# Exercise instructions:
Retype the records in full, exactly as they stand.

# Provided entries:
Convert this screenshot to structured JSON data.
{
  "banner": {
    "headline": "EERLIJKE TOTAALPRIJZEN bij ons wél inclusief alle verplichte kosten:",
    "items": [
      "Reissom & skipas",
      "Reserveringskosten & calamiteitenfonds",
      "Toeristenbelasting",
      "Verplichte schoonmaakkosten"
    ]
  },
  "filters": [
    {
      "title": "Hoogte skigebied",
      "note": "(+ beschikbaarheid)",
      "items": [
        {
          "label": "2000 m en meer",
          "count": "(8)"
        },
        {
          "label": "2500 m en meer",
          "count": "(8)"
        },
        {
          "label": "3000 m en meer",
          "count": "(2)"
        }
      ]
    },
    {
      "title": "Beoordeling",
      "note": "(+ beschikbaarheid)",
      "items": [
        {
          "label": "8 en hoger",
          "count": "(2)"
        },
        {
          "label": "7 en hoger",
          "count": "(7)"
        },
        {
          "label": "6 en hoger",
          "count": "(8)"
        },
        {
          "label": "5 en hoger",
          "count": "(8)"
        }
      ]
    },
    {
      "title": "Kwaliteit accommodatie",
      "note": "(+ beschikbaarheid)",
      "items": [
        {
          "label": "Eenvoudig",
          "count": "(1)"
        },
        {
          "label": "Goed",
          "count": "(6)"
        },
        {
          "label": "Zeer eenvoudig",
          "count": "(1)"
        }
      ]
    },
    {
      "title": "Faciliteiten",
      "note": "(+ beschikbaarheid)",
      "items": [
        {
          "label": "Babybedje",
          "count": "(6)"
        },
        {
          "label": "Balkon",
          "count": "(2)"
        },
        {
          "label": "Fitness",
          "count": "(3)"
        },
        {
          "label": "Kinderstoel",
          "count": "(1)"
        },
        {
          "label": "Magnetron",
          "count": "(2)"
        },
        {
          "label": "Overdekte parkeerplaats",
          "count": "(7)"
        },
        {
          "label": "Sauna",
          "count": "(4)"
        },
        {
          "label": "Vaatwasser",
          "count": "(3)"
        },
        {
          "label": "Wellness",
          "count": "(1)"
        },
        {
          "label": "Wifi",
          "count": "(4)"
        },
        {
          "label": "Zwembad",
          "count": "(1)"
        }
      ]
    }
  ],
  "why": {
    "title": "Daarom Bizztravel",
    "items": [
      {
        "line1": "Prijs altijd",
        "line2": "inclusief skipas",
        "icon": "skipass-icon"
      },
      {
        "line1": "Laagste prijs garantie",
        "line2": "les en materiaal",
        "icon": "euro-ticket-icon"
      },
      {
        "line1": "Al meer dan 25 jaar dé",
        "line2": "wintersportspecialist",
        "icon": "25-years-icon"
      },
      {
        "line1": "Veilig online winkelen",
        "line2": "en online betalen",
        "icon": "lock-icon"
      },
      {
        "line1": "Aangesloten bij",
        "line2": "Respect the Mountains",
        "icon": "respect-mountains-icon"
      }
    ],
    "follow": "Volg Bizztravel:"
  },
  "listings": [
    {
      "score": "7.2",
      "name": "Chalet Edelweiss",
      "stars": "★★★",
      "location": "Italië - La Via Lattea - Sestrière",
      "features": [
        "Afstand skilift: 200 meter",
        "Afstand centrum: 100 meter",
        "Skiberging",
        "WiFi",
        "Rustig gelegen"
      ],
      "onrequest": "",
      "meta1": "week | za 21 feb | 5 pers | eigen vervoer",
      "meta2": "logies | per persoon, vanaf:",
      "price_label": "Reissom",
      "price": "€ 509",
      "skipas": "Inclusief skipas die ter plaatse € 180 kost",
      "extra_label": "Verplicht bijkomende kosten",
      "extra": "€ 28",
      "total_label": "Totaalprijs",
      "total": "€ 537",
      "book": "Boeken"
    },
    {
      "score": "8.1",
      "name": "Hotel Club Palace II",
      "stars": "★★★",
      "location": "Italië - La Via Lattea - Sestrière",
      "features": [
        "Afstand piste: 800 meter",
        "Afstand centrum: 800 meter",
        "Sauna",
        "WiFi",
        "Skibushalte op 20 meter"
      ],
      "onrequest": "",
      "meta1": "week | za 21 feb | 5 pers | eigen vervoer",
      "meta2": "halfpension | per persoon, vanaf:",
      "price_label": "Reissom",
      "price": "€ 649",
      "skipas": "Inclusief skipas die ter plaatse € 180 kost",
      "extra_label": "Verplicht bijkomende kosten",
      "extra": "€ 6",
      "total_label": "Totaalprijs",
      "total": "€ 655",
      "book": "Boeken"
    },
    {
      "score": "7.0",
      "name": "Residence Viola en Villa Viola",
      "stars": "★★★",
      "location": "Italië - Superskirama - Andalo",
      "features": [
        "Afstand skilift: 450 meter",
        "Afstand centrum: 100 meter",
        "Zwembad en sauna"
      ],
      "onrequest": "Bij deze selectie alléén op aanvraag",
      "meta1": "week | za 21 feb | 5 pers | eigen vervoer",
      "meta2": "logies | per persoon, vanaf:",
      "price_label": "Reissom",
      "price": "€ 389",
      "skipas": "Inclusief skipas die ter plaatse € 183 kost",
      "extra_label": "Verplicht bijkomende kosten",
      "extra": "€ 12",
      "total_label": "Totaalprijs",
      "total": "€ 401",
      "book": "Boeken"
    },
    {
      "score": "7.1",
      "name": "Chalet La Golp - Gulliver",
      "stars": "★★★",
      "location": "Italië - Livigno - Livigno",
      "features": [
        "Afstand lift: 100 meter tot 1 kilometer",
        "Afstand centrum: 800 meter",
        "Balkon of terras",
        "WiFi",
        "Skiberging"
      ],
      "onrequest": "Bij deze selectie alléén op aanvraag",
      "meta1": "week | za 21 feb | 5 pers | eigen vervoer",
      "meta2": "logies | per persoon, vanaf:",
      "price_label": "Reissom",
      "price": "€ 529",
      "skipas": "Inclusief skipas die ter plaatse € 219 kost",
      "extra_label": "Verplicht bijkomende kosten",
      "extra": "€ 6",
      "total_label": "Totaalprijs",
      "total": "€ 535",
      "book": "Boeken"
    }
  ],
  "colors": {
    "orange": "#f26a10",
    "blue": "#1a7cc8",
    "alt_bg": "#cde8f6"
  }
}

# Expected answer:
Convert this screenshot to structured JSON data.
{
  "banner": {
    "headline": "EERLIJKE TOTAALPRIJZEN bij ons wél inclusief alle verplichte kosten:",
    "items": [
      "Reissom & skipas",
      "Reserveringskosten & calamiteitenfonds",
      "Toeristenbelasting",
      "Verplichte schoonmaakkosten"
    ]
  },
  "filters": [
    {
      "title": "Hoogte skigebied",
      "note": "(+ beschikbaarheid)",
      "items": [
        {
          "label": "2000 m en meer",
          "count": "(8)"
        },
        {
          "label": "2500 m en meer",
          "count": "(8)"
        },
        {
          "label": "3000 m en meer",
          "count": "(2)"
        }
      ]
    },
    {
      "title": "Beoordeling",
      "note": "(+ beschikbaarheid)",
      "items": [
        {
          "label": "8 en hoger",
          "count": "(2)"
        },
        {
          "label": "7 en hoger",
          "count": "(7)"
        },
        {
          "label": "6 en hoger",
          "count": "(8)"
        },
        {
          "label": "5 en hoger",
          "count": "(8)"
        }
      ]
    },
    {
      "title": "Kwaliteit accommodatie",
      "note": "(+ beschikbaarheid)",
      "items": [
        {
          "label": "Eenvoudig",
          "count": "(1)"
        },
        {
          "label": "Goed",
          "count": "(6)"
        },
        {
          "label": "Zeer eenvoudig",
          "count": "(1)"
        }
      ]
    },
    {
      "title": "Faciliteiten",
      "note": "(+ beschikbaarheid)",
      "items": [
        {
          "label": "Babybedje",
          "count": "(6)"
        },
        {
          "label": "Balkon",
          "count": "(2)"
        },
        {
          "label": "Fitness",
          "count": "(3)"
        },
        {
          "label": "Kinderstoel",
          "count": "(1)"
        },
        {
          "label": "Magnetron",
          "count": "(2)"
        },
        {
          "label": "Overdekte parkeerplaats",
          "count": "(7)"
        },
        {
          "label": "Sauna",
          "count": "(4)"
        },
        {
          "label": "Vaatwasser",
          "count": "(3)"
        },
        {
          "label": "Wellness",
          "count": "(1)"
        },
        {
          "label": "Wifi",
          "count": "(4)"
        },
        {
          "label": "Zwembad",
          "count": "(1)"
        }
      ]
    }
  ],
  "why": {
    "title": "Daarom Bizztravel",
    "items": [
      {
        "line1": "Prijs altijd",
        "line2": "inclusief skipas",
        "icon": "skipass-icon"
      },
      {
        "line1": "Laagste prijs garantie",
        "line2": "les en materiaal",
        "icon": "euro-ticket-icon"
      },
      {
        "line1": "Al meer dan 25 jaar dé",
        "line2": "wintersportspecialist",
        "icon": "25-years-icon"
      },
      {
        "line1": "Veilig online winkelen",
        "line2": "en online betalen",
        "icon": "lock-icon"
      },
      {
        "line1": "Aangesloten bij",
        "line2": "Respect the Mountains",
        "icon": "respect-mountains-icon"
      }
    ],
    "follow": "Volg Bizztravel:"
  },
  "listings": [
    {
      "score": "7.2",
      "name": "Chalet Edelweiss",
      "stars": "★★★",
      "location": "Italië - La Via Lattea - Sestrière",
      "features": [
        "Afstand skilift: 200 meter",
        "Afstand centrum: 100 meter",
        "Skiberging",
        "WiFi",
        "Rustig gelegen"
      ],
      "onrequest": "",
      "meta1": "week | za 21 feb | 5 pers | eigen vervoer",
      "meta2": "logies | per persoon, vanaf:",
      "price_label": "Reissom",
      "price": "€ 509",
      "skipas": "Inclusief skipas die ter plaatse € 180 kost",
      "extra_label": "Verplicht bijkomende kosten",
      "extra": "€ 28",
      "total_label": "Totaalprijs",
      "total": "€ 537",
      "book": "Boeken"
    },
    {
      "score": "8.1",
      "name": "Hotel Club Palace II",
      "stars": "★★★",
      "location": "Italië - La Via Lattea - Sestrière",
      "features": [
        "Afstand piste: 800 meter",
        "Afstand centrum: 800 meter",
        "Sauna",
        "WiFi",
        "Skibushalte op 20 meter"
      ],
      "onrequest": "",
      "meta1": "week | za 21 feb | 5 pers | eigen vervoer",
      "meta2": "halfpension | per persoon, vanaf:",
      "price_label": "Reissom",
      "price": "€ 649",
      "skipas": "Inclusief skipas die ter plaatse € 180 kost",
      "extra_label": "Verplicht bijkomende kosten",
      "extra": "€ 6",
      "total_label": "Totaalprijs",
      "total": "€ 655",
      "book": "Boeken"
    },
    {
      "score": "7.0",
      "name": "Residence Viola en Villa Viola",
      "stars": "★★★",
      "location": "Italië - Superskirama - Andalo",
      "features": [
        "Afstand skilift: 450 meter",
        "Afstand centrum: 100 meter",
        "Zwembad en sauna"
      ],
      "onrequest": "Bij deze selectie alléén op aanvraag",
      "meta1": "week | za 21 feb | 5 pers | eigen vervoer",
      "meta2": "logies | per persoon, vanaf:",
      "price_label": "Reissom",
      "price": "€ 389",
      "skipas": "Inclusief skipas die ter plaatse € 183 kost",
      "extra_label": "Verplicht bijkomende kosten",
      "extra": "€ 12",
      "total_label": "Totaalprijs",
      "total": "€ 401",
      "book": "Boeken"
    },
    {
      "score": "7.1",
      "name": "Chalet La Golp - Gulliver",
      "stars": "★★★",
      "location": "Italië - Livigno - Livigno",
      "features": [
        "Afstand lift: 100 meter tot 1 kilometer",
        "Afstand centrum: 800 meter",
        "Balkon of terras",
        "WiFi",
        "Skiberging"
      ],
      "onrequest": "Bij deze selectie alléén op aanvraag",
      "meta1": "week | za 21 feb | 5 pers | eigen vervoer",
      "meta2": "logies | per persoon, vanaf:",
      "price_label": "Reissom",
      "price": "€ 529",
      "skipas": "Inclusief skipas die ter plaatse € 219 kost",
      "extra_label": "Verplicht bijkomende kosten",
      "extra": "€ 6",
      "total_label": "Totaalprijs",
      "total": "€ 535",
      "book": "Boeken"
    }
  ],
  "colors": {
    "orange": "#f26a10",
    "blue": "#1a7cc8",
    "alt_bg": "#cde8f6"
  }
}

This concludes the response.